Decker explained how Plymouth Church under the leadership of Henry Ward Beecher, stood behind abolitionist and the abolition movement.

Plymouth had major support from its congregation, like Member Harriet Beecher Stowe author of Uncle Tom’s Cabin.

This breakthrough novel on slavery explain the conditions of the enslaved and helped to garner support.

The church’s involvement in the underground railroad, gain Plymouth the name, “Grand Central Depot.”

Escaped slaves went to Canada (where it was illegal to return salves) and to Northern states like New York, and to Brooklyn.

Between 1860-1865, Brooklyn was the third largest city in the US.

Plymouth Church basement hid many fugitives (escaped slaves).

Not to say that slavery sympathizers did not have their way as well. Escaped slaves risk being kidnapped in the North.

So all was not well in Brooklyn or the rest of the North. (As seen in the picture below.) As the popular film 12 Years a Slave testifies to.

The 1850 Fugitive Slave Act allowed federal marshals to cross state lines and arrest suspected fugitives. Exhibit at the Brooklyn Historical Society (Nicosia Smith photo)

The 1850 Fugitive Slave Act allowed federal marshals to cross state lines and arrest suspected fugitives. Exhibit at the Brooklyn Historical Society (Nicosia Smith photo)

Brooklyn’s diverse population also brought its own problems. As the civil war raged, tension grew between the marginalized groups in Brooklyn,

That is, the Irish and Africans.

The tensions lead to violence, like the Tobacco Factory Riots in Brooklyn in August 1862 and the Draft Riots in Manhattan in July 1863.

Then Union victory came in 1865 and the Thirteenth Amendment ending slavery, followed by the reconstruction period.

There is much to learn about that period, and to what I like to say, deconstruct how it all went down.

The Historical Society throughout February will host an exhibit and review short films on civil rights and slavery, in an attempt to do just that.

So if you can try to attend a few.

Rubin Museum explores photo alterations of the past

Rajasahib of Dhrangadhara, the then ruler of a princely state in present day Gujarat (India), photographer and painter unknown ca 1930. Gelatin silver print and oil paint. (Nicosia Smith photo)

Rajasahib of Dhrangadhara, the then ruler of a princely state in present day Gujarat (India), photographer and painter unknown ca 1930. Gelatin silver print and oil paint. (Nicosia Smith photo)

For those of us who practice photo shop there is a sense of gratification when we finally get the image we desire.

So what if you were royal.

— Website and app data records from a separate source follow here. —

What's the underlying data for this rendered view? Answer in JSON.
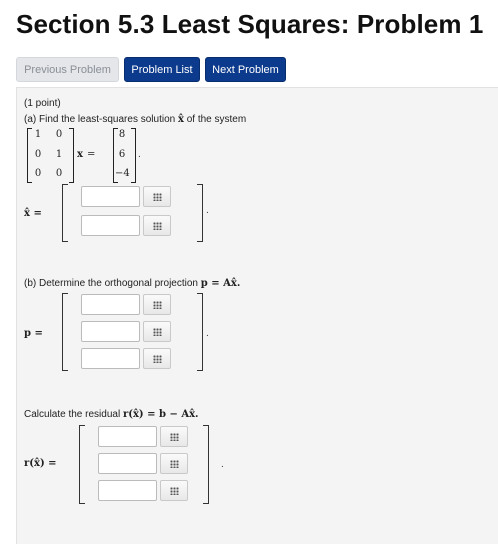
{
  "page": {
    "title": "Section 5.3 Least Squares: Problem 1"
  },
  "nav": {
    "previous_label": "Previous Problem",
    "list_label": "Problem List",
    "next_label": "Next Problem"
  },
  "problem": {
    "points": "(1 point)",
    "part_a_text": "(a) Find the least-squares solution",
    "part_a_xhat": "x̂",
    "part_a_suffix": "of the system",
    "matrix_A": [
      [
        "1",
        "0"
      ],
      [
        "0",
        "1"
      ],
      [
        "0",
        "0"
      ]
    ],
    "x_symbol": "x",
    "equals": "=",
    "vector_b": [
      "8",
      "6",
      "−4"
    ],
    "xhat_label": "x̂ =",
    "part_b_text": "(b) Determine the orthogonal projection",
    "part_b_formula": "p = Ax̂.",
    "p_label": "p =",
    "part_c_text": "Calculate the residual",
    "part_c_formula": "r(x̂) = b − Ax̂.",
    "r_label": "r(x̂) =",
    "period": "."
  },
  "icons": {
    "equation_editor": "grid-icon"
  },
  "colors": {
    "nav_active": "#0c3a8c",
    "nav_disabled": "#e4e6ea",
    "panel_bg": "#f4f4f4"
  }
}
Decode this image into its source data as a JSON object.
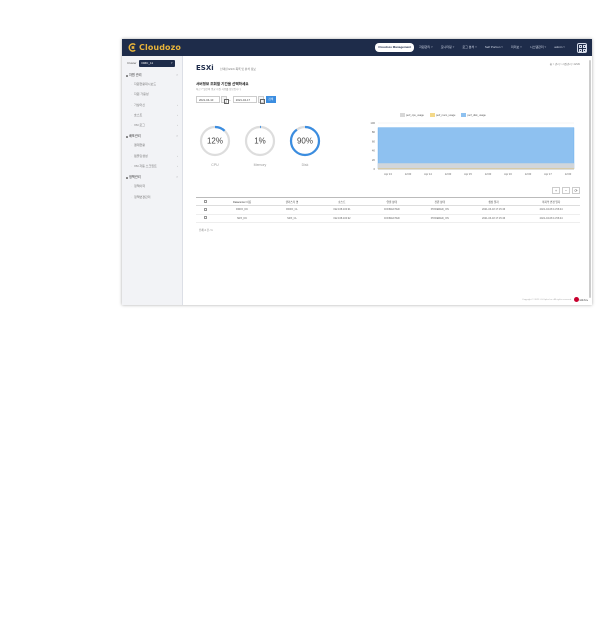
{
  "header": {
    "logo_text": "Cloudozo",
    "menu": [
      {
        "label": "Cloudozo Management",
        "active": true
      },
      {
        "label": "자원관리 ˅"
      },
      {
        "label": "모니터링 ˅"
      },
      {
        "label": "로그 분석 ˅"
      },
      {
        "label": "Self Portion ˅"
      },
      {
        "label": "미리보 ˅"
      },
      {
        "label": "시스템관리 ˅"
      },
      {
        "label": "admin ˅"
      }
    ]
  },
  "sidebar": {
    "cluster_label": "Cluster",
    "cluster_value": "DMC_11",
    "groups": [
      {
        "label": "자원 관리",
        "items": [
          {
            "label": "자원현황대시보드",
            "chev": ""
          },
          {
            "label": "자원 가용성",
            "chev": ""
          },
          {
            "label": "가상머신",
            "chev": "›"
          },
          {
            "label": "호스트",
            "chev": "›"
          },
          {
            "label": "VM 로그",
            "chev": "›"
          }
        ]
      },
      {
        "label": "배포관리",
        "items": [
          {
            "label": "결재현황",
            "chev": ""
          },
          {
            "label": "템플릿생성",
            "chev": "›"
          },
          {
            "label": "VM 자동 스크립트",
            "chev": "›"
          }
        ]
      },
      {
        "label": "정책관리",
        "items": [
          {
            "label": "정책이력",
            "chev": ""
          },
          {
            "label": "정책변경관리",
            "chev": ""
          }
        ]
      }
    ]
  },
  "page": {
    "title": "ESXi",
    "title_sub": "선택된 ESXi 목록 및 분석 정보",
    "breadcrumb": "홈 > 관리 > 자원관리 > ESXi",
    "section_title": "서버정보 조회할 기간을 선택하세요",
    "section_desc": "최근 7 일간의 평균 자원 사용률 정보입니다",
    "date_from": "2021-04-10",
    "date_sep": "~",
    "date_to": "2021-04-17",
    "search_label": "검색"
  },
  "gauges": [
    {
      "label": "CPU",
      "value": 12,
      "text": "12%"
    },
    {
      "label": "Memory",
      "value": 1,
      "text": "1%"
    },
    {
      "label": "Disk",
      "value": 90,
      "text": "90%"
    }
  ],
  "colors": {
    "cpu": "#d8d8d8",
    "mem": "#f4d98a",
    "disk": "#8ec1f0",
    "gauge_track": "#dddddd",
    "gauge_fill": "#3b8de0"
  },
  "chart_data": {
    "type": "area",
    "legend_position": "top",
    "ylim": [
      0,
      100
    ],
    "yticks": [
      0,
      20,
      40,
      60,
      80,
      100
    ],
    "categories": [
      "Apr 13",
      "12:00",
      "Apr 14",
      "12:00",
      "Apr 15",
      "12:00",
      "Apr 16",
      "12:00",
      "Apr 17",
      "12:00"
    ],
    "series": [
      {
        "name": "perf_cpu_usage",
        "color": "#d8d8d8",
        "values": [
          12,
          12,
          12,
          12,
          12,
          12,
          12,
          12,
          12,
          12,
          12
        ]
      },
      {
        "name": "perf_mem_usage",
        "color": "#f4d98a",
        "values": [
          1,
          1,
          1,
          1,
          1,
          1,
          1,
          1,
          1,
          1,
          1
        ]
      },
      {
        "name": "perf_disk_usage",
        "color": "#8ec1f0",
        "values": [
          90,
          90,
          90,
          90,
          90,
          90,
          90,
          90,
          90,
          90,
          90
        ]
      }
    ]
  },
  "toolbar": {
    "add": "+",
    "remove": "−",
    "refresh": "⟳"
  },
  "table": {
    "headers": [
      "",
      "Datacenter 이름",
      "클러스터 명",
      "호스트",
      "연결 상태",
      "전원 상태",
      "생성 일자",
      "마지막 변경 일자"
    ],
    "rows": [
      [
        "",
        "RDFO_DC",
        "RDFO_CL",
        "192.168.100.91",
        "CONNECTED",
        "POWERED_ON",
        "2021-03-18 17:15:46",
        "2021-04-08 11:56:44"
      ],
      [
        "",
        "SRX_DC",
        "SRX_CL",
        "192.168.100.92",
        "CONNECTED",
        "POWERED_ON",
        "2021-03-18 17:15:46",
        "2021-04-08 11:56:44"
      ]
    ]
  },
  "total_text": "전체 2 건 / 1",
  "footer": {
    "copyright": "Copyright © 2021 LG Uplus Inc. All rights reserved.",
    "brand": "LG U+"
  }
}
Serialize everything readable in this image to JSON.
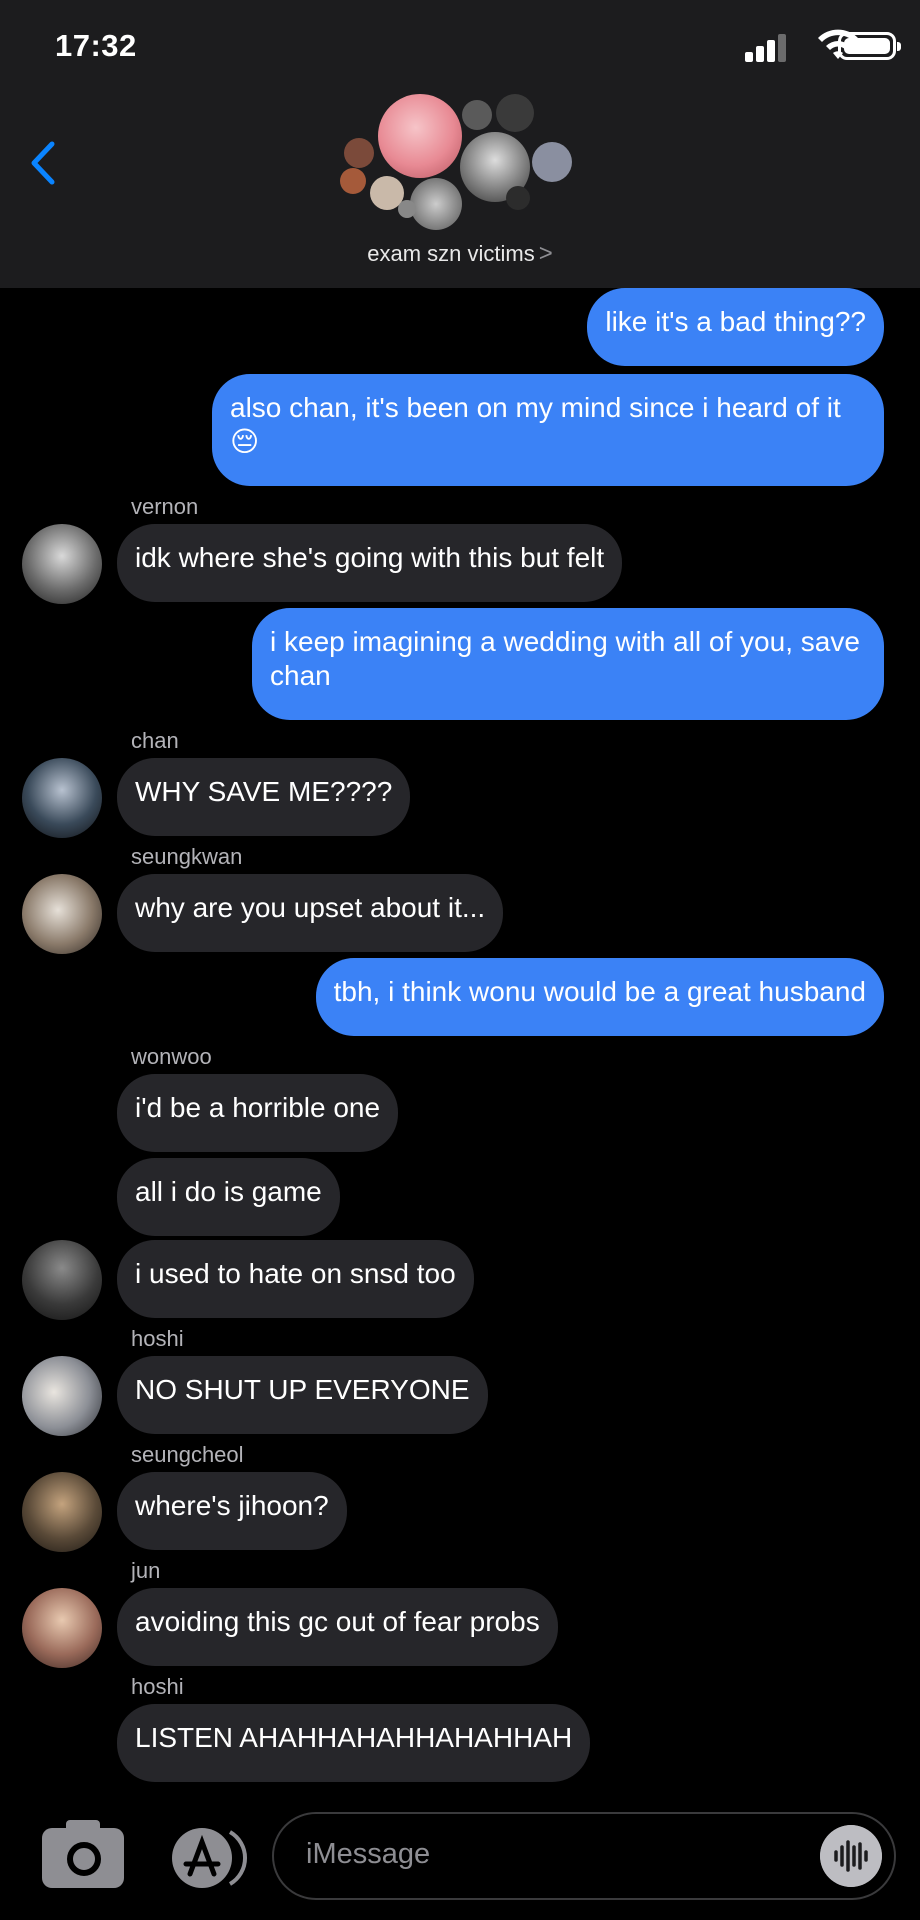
{
  "status_bar": {
    "time": "17:32"
  },
  "header": {
    "back_icon": "chevron-left-icon",
    "group_name": "exam szn victims",
    "name_chevron": ">"
  },
  "messages": [
    {
      "direction": "out",
      "text": "like it's a bad thing??"
    },
    {
      "direction": "out",
      "text": "also chan, it's been on my mind since i heard of it 😔"
    },
    {
      "direction": "in",
      "sender": "vernon",
      "text": "idk where she's going with this but felt"
    },
    {
      "direction": "out",
      "text": "i keep imagining a wedding with all of you, save chan"
    },
    {
      "direction": "in",
      "sender": "chan",
      "text": "WHY SAVE ME????"
    },
    {
      "direction": "in",
      "sender": "seungkwan",
      "text": "why are you upset about it..."
    },
    {
      "direction": "out",
      "text": "tbh, i think wonu would be a great husband"
    },
    {
      "direction": "in",
      "sender": "wonwoo",
      "text": "i'd be a horrible one"
    },
    {
      "direction": "in",
      "text": "all i do is game"
    },
    {
      "direction": "in",
      "text": "i used to hate on snsd too"
    },
    {
      "direction": "in",
      "sender": "hoshi",
      "text": "NO SHUT UP EVERYONE"
    },
    {
      "direction": "in",
      "sender": "seungcheol",
      "text": "where's jihoon?"
    },
    {
      "direction": "in",
      "sender": "jun",
      "text": "avoiding this gc out of fear probs"
    },
    {
      "direction": "in",
      "sender": "hoshi",
      "text": "LISTEN AHAHHAHAHHAHAHHAH"
    }
  ],
  "compose": {
    "placeholder": "iMessage",
    "camera_icon": "camera-icon",
    "apps_icon": "app-store-icon",
    "voice_icon": "waveform-icon"
  },
  "colors": {
    "outgoing_bubble": "#3b82f6",
    "incoming_bubble": "#26262a",
    "header_bg": "#1c1c1e",
    "link_blue": "#0a84ff"
  }
}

What would those alterations be?

The Rubin Museum of Art in its Allegory and Illusion – Early Portrait Photography from South Asia, showcased a delectable example of early photo alterations.

Images from South Asia in the 1800’s, showed photos of Royals being retouch with color, silk and whatever else they desired, as a statement of their authority.

This is the Portrait of a Royal, from the Photo art Studio Rajkot ca. 1900-1930. Gelatin silver print, oil paint, silk cloth,velvet cloth, sequins and gold-colored wire were added to his image. (Nicosia Smith photo)

This is the Portrait of a Royal, from the Photo art Studio Rajkot ca. 1900-1930. Gelatin silver print, oil paint, silk cloth,velvet cloth, sequins and gold-colored wire were added to his image. (Nicosia Smith photo)

Now of course, the changes being made for the Royals were approved before hand, I would imagine.

This was done by either putting the additions on a portrait photo (as seen left) or using the photo as a model to paint a portrait and adding the enhancements (as seen below).

So a painter would then add for example color, sparkles, silk and gold. Power and stature played a big roll in what was added.

This, it seem was quite common during those days.

A portrait painter, image taken at the Rubin Museum. (Nicosia Smith photo)

A portrait painter, image taken at the Rubin Museum. (Nicosia Smith photo)

Allegory and Illusion explores early portrait photography from India, Nepal, Ceylon (Sri Lanka), and Burma (Myanmar)  from the mid-nineteenth century to the mid twentieth century.While there are many images of Royals and high-ranking members of society, there are also images of the ordinary, whose portraits have no alterations.

This exhibition goes through February 10.